SOURCE DATA:
• • • •

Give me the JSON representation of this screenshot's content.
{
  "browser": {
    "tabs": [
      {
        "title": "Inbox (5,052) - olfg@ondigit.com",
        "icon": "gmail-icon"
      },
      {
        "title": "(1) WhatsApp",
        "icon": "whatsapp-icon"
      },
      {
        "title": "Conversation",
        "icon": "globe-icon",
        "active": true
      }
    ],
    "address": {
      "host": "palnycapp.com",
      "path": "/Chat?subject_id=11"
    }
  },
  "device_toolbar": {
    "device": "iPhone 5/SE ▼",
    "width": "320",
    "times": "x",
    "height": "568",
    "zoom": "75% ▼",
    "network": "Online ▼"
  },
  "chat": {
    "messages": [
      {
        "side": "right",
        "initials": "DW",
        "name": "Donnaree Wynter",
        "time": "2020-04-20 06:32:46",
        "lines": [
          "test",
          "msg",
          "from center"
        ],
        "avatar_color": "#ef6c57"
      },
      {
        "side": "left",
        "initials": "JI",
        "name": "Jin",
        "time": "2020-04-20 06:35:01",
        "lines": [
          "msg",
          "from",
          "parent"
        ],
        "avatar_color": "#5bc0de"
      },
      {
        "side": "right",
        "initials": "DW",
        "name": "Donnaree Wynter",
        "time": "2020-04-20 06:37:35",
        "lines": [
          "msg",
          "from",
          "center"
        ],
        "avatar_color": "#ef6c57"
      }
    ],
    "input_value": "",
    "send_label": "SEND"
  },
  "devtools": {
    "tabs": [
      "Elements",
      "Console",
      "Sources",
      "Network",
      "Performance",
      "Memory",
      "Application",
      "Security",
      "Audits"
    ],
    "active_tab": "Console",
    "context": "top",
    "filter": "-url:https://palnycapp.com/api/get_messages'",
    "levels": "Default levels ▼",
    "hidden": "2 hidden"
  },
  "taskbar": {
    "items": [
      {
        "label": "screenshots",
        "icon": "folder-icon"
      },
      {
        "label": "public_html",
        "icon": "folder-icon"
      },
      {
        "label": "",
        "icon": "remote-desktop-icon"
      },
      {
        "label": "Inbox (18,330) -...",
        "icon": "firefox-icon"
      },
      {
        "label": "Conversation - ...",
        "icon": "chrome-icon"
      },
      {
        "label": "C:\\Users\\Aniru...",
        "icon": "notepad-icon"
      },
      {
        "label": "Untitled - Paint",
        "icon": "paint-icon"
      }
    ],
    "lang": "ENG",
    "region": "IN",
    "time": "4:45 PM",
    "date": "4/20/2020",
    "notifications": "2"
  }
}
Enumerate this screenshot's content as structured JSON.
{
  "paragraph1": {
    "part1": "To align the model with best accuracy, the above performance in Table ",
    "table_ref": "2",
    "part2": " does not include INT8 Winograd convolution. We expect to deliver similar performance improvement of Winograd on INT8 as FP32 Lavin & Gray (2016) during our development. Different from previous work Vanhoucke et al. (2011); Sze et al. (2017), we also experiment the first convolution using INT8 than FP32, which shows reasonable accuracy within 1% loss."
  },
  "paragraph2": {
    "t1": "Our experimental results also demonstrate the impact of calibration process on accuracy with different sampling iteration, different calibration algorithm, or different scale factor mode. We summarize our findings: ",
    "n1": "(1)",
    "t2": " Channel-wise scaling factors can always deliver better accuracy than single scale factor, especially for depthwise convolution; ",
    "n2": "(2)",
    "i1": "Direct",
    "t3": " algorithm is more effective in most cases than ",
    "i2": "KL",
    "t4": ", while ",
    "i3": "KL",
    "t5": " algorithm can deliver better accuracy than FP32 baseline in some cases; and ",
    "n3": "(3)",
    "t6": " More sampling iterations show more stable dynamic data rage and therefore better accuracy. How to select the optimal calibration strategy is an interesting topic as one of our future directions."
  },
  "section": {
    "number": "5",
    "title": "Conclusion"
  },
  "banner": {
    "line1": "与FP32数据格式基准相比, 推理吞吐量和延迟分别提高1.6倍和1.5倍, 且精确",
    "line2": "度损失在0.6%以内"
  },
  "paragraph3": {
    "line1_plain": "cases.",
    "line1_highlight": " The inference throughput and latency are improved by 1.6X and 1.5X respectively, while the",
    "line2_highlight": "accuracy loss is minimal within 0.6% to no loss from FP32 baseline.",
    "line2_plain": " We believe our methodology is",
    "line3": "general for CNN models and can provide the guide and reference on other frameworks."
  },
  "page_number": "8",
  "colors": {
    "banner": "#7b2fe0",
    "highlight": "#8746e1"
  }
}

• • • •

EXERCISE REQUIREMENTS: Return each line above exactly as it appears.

RESULT:
Give me the JSON representation of this screenshot's content.
{
  "browser": {
    "tabs": [
      {
        "title": "Inbox (5,052) - olfg@ondigit.com",
        "icon": "gmail-icon"
      },
      {
        "title": "(1) WhatsApp",
        "icon": "whatsapp-icon"
      },
      {
        "title": "Conversation",
        "icon": "globe-icon",
        "active": true
      }
    ],
    "address": {
      "host": "palnycapp.com",
      "path": "/Chat?subject_id=11"
    }
  },
  "device_toolbar": {
    "device": "iPhone 5/SE ▼",
    "width": "320",
    "times": "x",
    "height": "568",
    "zoom": "75% ▼",
    "network": "Online ▼"
  },
  "chat": {
    "messages": [
      {
        "side": "right",
        "initials": "DW",
        "name": "Donnaree Wynter",
        "time": "2020-04-20 06:32:46",
        "lines": [
          "test",
          "msg",
          "from center"
        ],
        "avatar_color": "#ef6c57"
      },
      {
        "side": "left",
        "initials": "JI",
        "name": "Jin",
        "time": "2020-04-20 06:35:01",
        "lines": [
          "msg",
          "from",
          "parent"
        ],
        "avatar_color": "#5bc0de"
      },
      {
        "side": "right",
        "initials": "DW",
        "name": "Donnaree Wynter",
        "time": "2020-04-20 06:37:35",
        "lines": [
          "msg",
          "from",
          "center"
        ],
        "avatar_color": "#ef6c57"
      }
    ],
    "input_value": "",
    "send_label": "SEND"
  },
  "devtools": {
    "tabs": [
      "Elements",
      "Console",
      "Sources",
      "Network",
      "Performance",
      "Memory",
      "Application",
      "Security",
      "Audits"
    ],
    "active_tab": "Console",
    "context": "top",
    "filter": "-url:https://palnycapp.com/api/get_messages'",
    "levels": "Default levels ▼",
    "hidden": "2 hidden"
  },
  "taskbar": {
    "items": [
      {
        "label": "screenshots",
        "icon": "folder-icon"
      },
      {
        "label": "public_html",
        "icon": "folder-icon"
      },
      {
        "label": "",
        "icon": "remote-desktop-icon"
      },
      {
        "label": "Inbox (18,330) -...",
        "icon": "firefox-icon"
      },
      {
        "label": "Conversation - ...",
        "icon": "chrome-icon"
      },
      {
        "label": "C:\\Users\\Aniru...",
        "icon": "notepad-icon"
      },
      {
        "label": "Untitled - Paint",
        "icon": "paint-icon"
      }
    ],
    "lang": "ENG",
    "region": "IN",
    "time": "4:45 PM",
    "date": "4/20/2020",
    "notifications": "2"
  }
}
Enumerate this screenshot's content as structured JSON.
{
  "paragraph1": {
    "part1": "To align the model with best accuracy, the above performance in Table ",
    "table_ref": "2",
    "part2": " does not include INT8 Winograd convolution. We expect to deliver similar performance improvement of Winograd on INT8 as FP32 Lavin & Gray (2016) during our development. Different from previous work Vanhoucke et al. (2011); Sze et al. (2017), we also experiment the first convolution using INT8 than FP32, which shows reasonable accuracy within 1% loss."
  },
  "paragraph2": {
    "t1": "Our experimental results also demonstrate the impact of calibration process on accuracy with different sampling iteration, different calibration algorithm, or different scale factor mode. We summarize our findings: ",
    "n1": "(1)",
    "t2": " Channel-wise scaling factors can always deliver better accuracy than single scale factor, especially for depthwise convolution; ",
    "n2": "(2)",
    "i1": "Direct",
    "t3": " algorithm is more effective in most cases than ",
    "i2": "KL",
    "t4": ", while ",
    "i3": "KL",
    "t5": " algorithm can deliver better accuracy than FP32 baseline in some cases; and ",
    "n3": "(3)",
    "t6": " More sampling iterations show more stable dynamic data rage and therefore better accuracy. How to select the optimal calibration strategy is an interesting topic as one of our future directions."
  },
  "section": {
    "number": "5",
    "title": "Conclusion"
  },
  "banner": {
    "line1": "与FP32数据格式基准相比, 推理吞吐量和延迟分别提高1.6倍和1.5倍, 且精确",
    "line2": "度损失在0.6%以内"
  },
  "paragraph3": {
    "line1_plain": "cases.",
    "line1_highlight": " The inference throughput and latency are improved by 1.6X and 1.5X respectively, while the",
    "line2_highlight": "accuracy loss is minimal within 0.6% to no loss from FP32 baseline.",
    "line2_plain": " We believe our methodology is",
    "line3": "general for CNN models and can provide the guide and reference on other frameworks."
  },
  "page_number": "8",
  "colors": {
    "banner": "#7b2fe0",
    "highlight": "#8746e1"
  }
}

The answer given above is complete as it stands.